▸ **Task goal**: Using the records below, please work out how many lines contain "Jensen"; answer with the number alone.

Page and application data records:
+++
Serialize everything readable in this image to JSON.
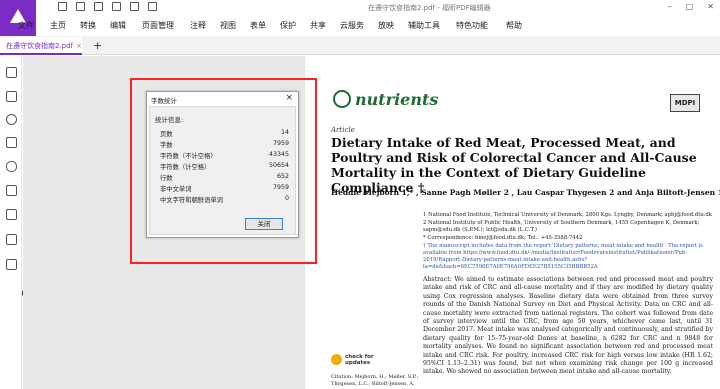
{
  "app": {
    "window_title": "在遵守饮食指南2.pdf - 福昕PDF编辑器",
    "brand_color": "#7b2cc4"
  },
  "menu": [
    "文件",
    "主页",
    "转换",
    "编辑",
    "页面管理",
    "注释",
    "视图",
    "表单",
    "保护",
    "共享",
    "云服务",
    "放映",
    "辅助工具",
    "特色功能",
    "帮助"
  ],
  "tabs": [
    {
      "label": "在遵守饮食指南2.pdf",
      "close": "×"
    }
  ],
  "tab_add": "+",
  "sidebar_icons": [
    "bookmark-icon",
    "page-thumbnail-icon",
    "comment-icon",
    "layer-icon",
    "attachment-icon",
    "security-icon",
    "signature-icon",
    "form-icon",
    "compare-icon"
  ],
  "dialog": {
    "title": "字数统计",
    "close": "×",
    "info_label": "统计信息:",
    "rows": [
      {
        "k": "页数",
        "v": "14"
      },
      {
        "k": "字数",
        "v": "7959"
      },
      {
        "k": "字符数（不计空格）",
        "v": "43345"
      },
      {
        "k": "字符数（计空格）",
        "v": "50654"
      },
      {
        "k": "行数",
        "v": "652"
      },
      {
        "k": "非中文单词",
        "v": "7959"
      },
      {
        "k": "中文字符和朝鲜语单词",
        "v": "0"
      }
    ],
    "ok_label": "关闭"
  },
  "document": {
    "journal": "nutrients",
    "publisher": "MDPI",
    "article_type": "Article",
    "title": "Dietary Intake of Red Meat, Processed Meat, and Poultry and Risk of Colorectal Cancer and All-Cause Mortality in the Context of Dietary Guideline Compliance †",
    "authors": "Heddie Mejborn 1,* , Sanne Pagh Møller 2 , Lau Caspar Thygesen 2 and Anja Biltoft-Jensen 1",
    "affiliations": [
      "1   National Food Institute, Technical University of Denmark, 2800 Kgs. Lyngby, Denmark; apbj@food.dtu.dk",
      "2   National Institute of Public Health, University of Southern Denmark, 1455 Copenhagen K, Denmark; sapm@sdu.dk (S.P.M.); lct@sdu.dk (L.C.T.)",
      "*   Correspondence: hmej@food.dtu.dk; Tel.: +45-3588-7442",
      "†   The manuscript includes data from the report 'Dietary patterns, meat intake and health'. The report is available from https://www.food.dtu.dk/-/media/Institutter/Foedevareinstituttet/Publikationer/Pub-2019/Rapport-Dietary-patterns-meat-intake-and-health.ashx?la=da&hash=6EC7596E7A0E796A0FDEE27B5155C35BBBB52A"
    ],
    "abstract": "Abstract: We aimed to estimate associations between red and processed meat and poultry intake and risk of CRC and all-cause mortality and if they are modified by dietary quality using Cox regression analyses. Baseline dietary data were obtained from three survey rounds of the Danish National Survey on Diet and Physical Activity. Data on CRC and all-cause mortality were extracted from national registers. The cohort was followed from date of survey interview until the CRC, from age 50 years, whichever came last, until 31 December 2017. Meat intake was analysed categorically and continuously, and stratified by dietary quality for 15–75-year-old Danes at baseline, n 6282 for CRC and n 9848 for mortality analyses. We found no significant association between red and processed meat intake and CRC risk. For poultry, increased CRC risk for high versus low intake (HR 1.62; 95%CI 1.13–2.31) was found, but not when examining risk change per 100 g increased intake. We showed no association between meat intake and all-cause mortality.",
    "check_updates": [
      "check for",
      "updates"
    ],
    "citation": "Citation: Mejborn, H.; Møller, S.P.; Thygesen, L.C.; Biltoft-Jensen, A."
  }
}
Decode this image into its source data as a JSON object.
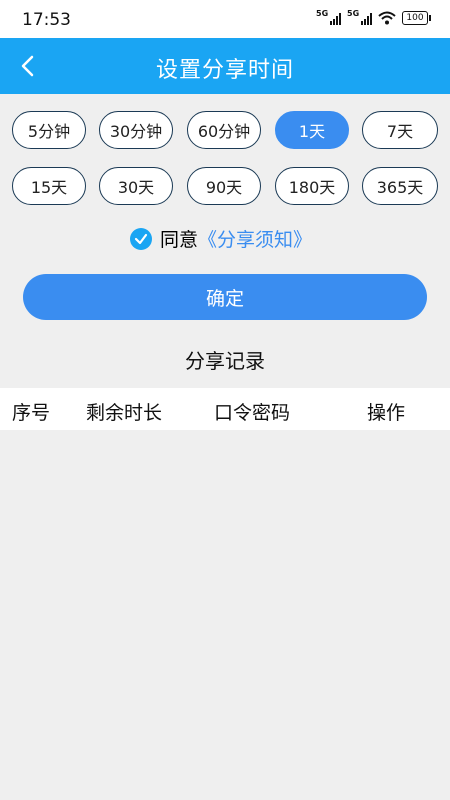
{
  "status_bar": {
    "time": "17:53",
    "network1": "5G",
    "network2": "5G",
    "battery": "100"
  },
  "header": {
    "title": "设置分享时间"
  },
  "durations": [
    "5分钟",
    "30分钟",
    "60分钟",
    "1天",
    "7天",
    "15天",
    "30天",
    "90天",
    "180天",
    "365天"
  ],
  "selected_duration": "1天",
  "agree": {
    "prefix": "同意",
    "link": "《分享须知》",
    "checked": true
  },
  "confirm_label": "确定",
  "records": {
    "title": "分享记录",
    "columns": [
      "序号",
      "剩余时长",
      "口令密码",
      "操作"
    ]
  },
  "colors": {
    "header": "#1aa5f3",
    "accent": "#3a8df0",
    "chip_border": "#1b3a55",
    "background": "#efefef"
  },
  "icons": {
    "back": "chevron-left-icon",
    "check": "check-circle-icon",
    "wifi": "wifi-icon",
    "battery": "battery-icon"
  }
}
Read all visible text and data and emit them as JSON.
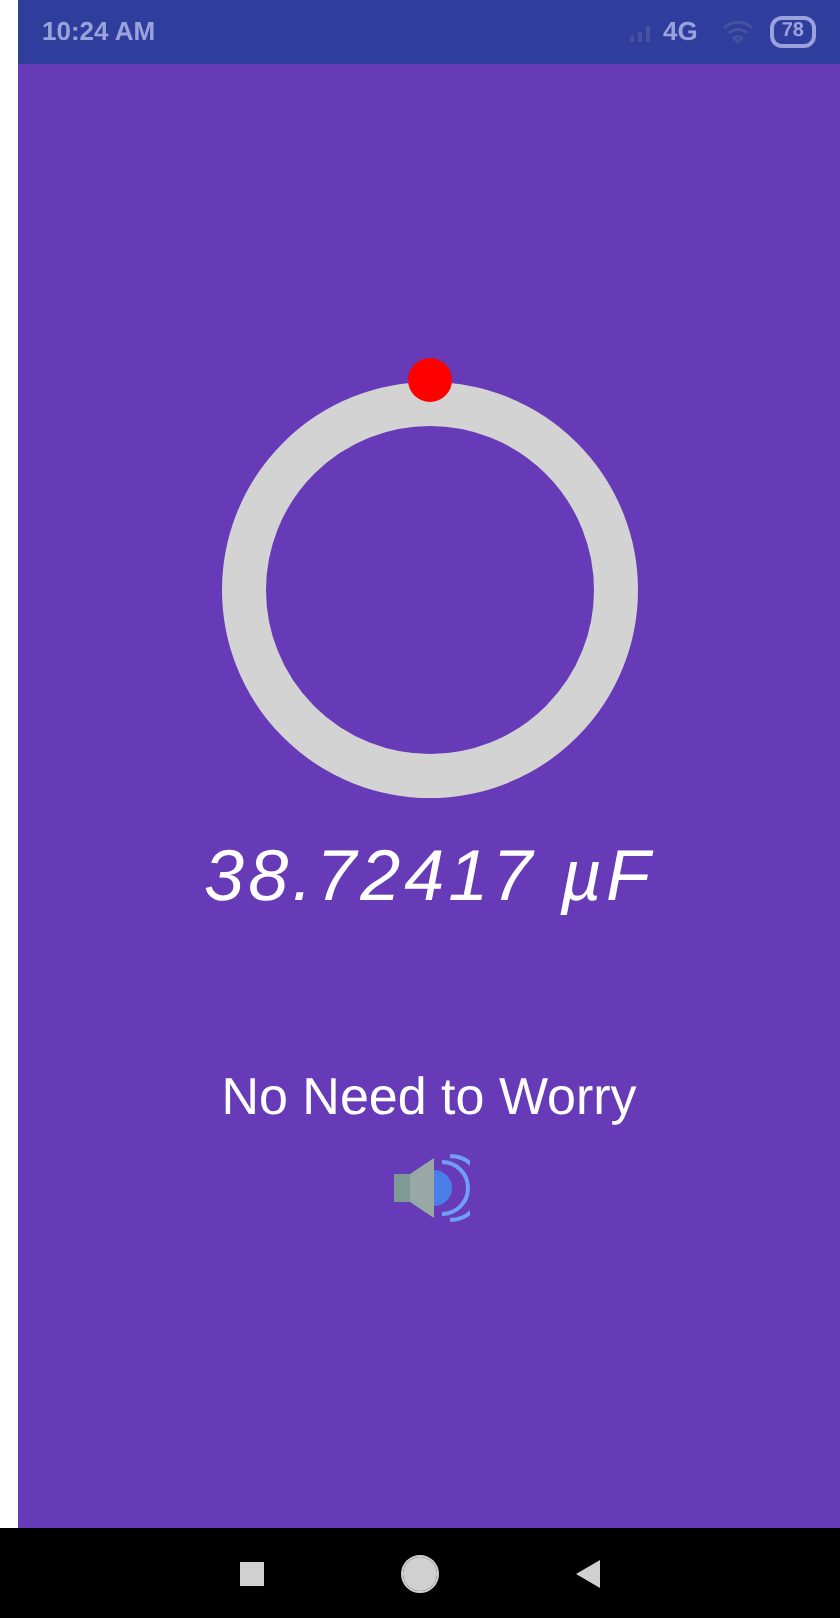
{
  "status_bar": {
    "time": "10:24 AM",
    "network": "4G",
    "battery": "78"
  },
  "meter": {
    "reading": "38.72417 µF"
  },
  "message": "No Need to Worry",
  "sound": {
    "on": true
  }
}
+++
▸ **Output for this exercise**: 2